(My struggle with computer and biological viruses continues, hence the delay.)
In an earlier entry, I wrote about why I do not read philosophy books. The main reason was that philosophers tend to think they can answer every question by just thinking about it hard enough with our modified ape-brains, a concept I found unacceptable.
But apparently there was a group of philosophers that I did not know about. It was with some excitement that I discovered, while reading a recent issue of Science, the existence of the field known as experimental philosophy. No, not the philosophy of doing experiments, a la Karl Popper; but using experiments to study philosophy. The author, Shaun Nichols, had my attention.
Nichols addressed one of the most difficult philosophical topics, the question of free will. If there is such a thing as free will, then humans have a soul, or at least a self, that can make decisions independently of the chemical reactions that occur inside the brain. If there is no free will (if determinism is correct), then everything we do can be traced by a network of cause and effect to our genes and our environments (prenatal, developmental, recent, and immediate). Now, in actual practice, it may be impossible to disentangle the causation; and so, just for the efficient operation of society, we have to assume free well (we cannot let murderers roam free just because they have a mutant version of a brain protein). But this does not answer the philosophical question.

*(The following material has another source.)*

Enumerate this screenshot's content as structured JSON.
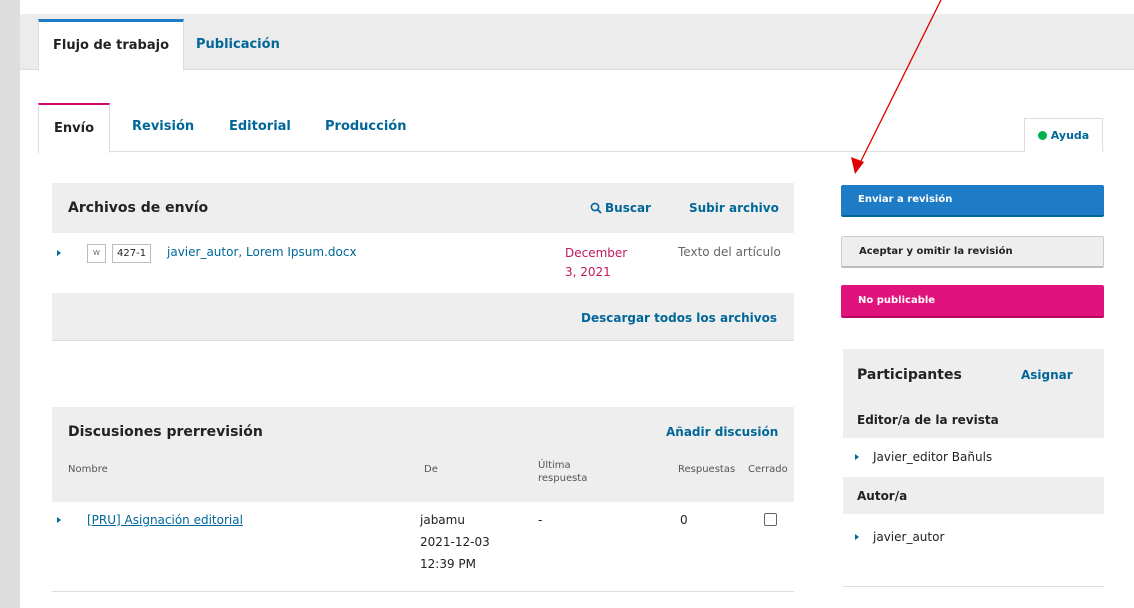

Nichols admitted that the problem of free will was, from the viewpoint of philosophy, intractable. But he addressed the question of why people believe in free will vs. determinism. And this question can be addressed using psychological data. He pointed out that most people actually believe both viewpoints. When they are calm and discussing general principles, many people accept determinism; but when they are confronted with details of, for example, a gruesome crime, these same people will claim the perpetrator had free will and deserves punishment.
This is where the experiment comes in. The researchers studied the responses of experimental subjects (as usual, university undergraduates, the most thoroughly studied group of people in the world) to stories about realistic events: did the subjects blame the perpetrators of bad deeds (thus displaying a belief in free will), or did they not (determinism)? In one experiment, the students tended to blame the perpetrators for emotionally appalling deeds, but not for minor infractions. This demonstrated that their belief in free will was determined by the emotional impact of the deed. But prior to administering the questions, the researchers had presented them with one of two introductions. One introduction suggested that the universe is indeterminist (that people have free will); the other suggested a determinist universe. Students who had been experimentally preconditioned by the indeterminist introduction attributed moral responsibility to all of the infractions, whether minor or appalling. Students who had been experimentally preconditioned by the determinist introduction were less likely to lay blame for minor infractions—but they usually blamed the perpetrators of appalling deeds for what they did. This is an experimental affirmation of the hypothesis that people are more likely to believe in free will in circumstances in which an emotionally significant deed has been done.
If, in fact, our brains cannot know the truth, then philosophers seem destined to frustration—unless they take a new approach, such as experimental philosophy, which brings psychology, and thus science, into the realm of philosophical inquiry.
Reference: Nichols, Shaun. “Experimental philosophy and the problem of free will.” Science 331 (2011) (March 18): 1401-1403.